Nothing but the confident assurance, that what he uttered was the voice of God, could ever have induced Moses, or any reasonable man, holding the high and honorable station which he filled, to venture such assertions as these predictions contain. And their accurate and astonishing fulfilment, entirely justifies the confidence with which he announced these great events to the tribes of Jacob.
Had not his predictions been fulfilled, his writings would long since have fallen into disgrace, and his name sunk to oblivion; or been preserved only in story, as an example of daring presumption and mad imposture. But, thank God, his memory lives in the hearts of his wandering and dispersed countrymen, and his name stands enrolled in the records of undying fame, as the prophet and friend of God.
There are other prophecies, which have been recorded by Moses, still more astonishing than any which have yet been brought under consideration; and whose fulfilment is so clearly marked by history, as to settle, for ever, the question of his divine inspiration.
There are also a few popular objections to the writings of this prophet, which experience and candor call us to consider.
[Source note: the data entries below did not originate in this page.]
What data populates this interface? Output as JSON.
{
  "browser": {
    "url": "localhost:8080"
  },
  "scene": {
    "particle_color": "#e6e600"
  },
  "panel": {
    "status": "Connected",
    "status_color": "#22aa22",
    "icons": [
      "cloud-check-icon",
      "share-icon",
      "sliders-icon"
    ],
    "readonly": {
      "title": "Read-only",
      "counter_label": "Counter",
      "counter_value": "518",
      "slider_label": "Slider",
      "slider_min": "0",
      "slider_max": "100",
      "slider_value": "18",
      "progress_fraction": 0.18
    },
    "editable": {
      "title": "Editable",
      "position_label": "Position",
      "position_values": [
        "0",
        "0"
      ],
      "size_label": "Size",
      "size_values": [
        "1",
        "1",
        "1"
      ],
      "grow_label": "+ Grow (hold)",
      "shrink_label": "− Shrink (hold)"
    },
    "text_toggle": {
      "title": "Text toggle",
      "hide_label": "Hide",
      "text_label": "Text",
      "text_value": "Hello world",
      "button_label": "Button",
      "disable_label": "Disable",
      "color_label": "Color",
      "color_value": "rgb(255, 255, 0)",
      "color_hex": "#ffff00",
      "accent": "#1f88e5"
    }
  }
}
These, I beg leave to inform the audience, will be the subject of our next Lecture.
And now, my brethren and friends, let no inferior subject divert our minds from the investigation of that divine truth, which is so important to our hopes and our happiness. And may heavenly wisdom direct us in the pathway of understanding, and secure to us "that good part which shall not be taken away."
ST. JOHN V. 46, 47.
"Had ye believed Moses, ye would have believed me for he wrote of me. But if ye believe not his writings, how shall ye believe my words?""
In my last Lecture, some of the prophecies of Moses were brought forward, and carefully compared with the history of their fulfilment. Many of my hearers were doubtless satisfied of the divine inspiration of that prophet, from the evidence then adduced. But since it is obvious that much depends upon the prophetic inspiration of Moses, and that the credibility of those who followed him in the prophetic office, will derive additional strength from the overwhelming evidence of his inspiration, it is not inconsistent with the design of our present labors, to lay other prophecies, which have been recorded by him, before you, and the historical evidence by which their fulfilment is placed beyond a reasonable doubt. The prophecies which have been recorded by Moses, and which now present themselves for consideration, are, in some respects, peculiarly strange and astonishing. That they stand without a precedent, and challenge a parallel in the annals of all ages, has long since been asserted and proved, both by Jewish and Christian writers.
The text which we have chosen as a motto to direct our thoughts, asserts that Moses wrote of Christ. Although many passages of his writings have a direct reference to the Saviour of the world, and might be urged with great propriety, in confirmation of this truth; still we shall forbear to notice any which do not appear to be of the first importance to the great object of our present labors; or, which are not supported by such historical evidence as will commend itself to the reason and understanding of my hearers.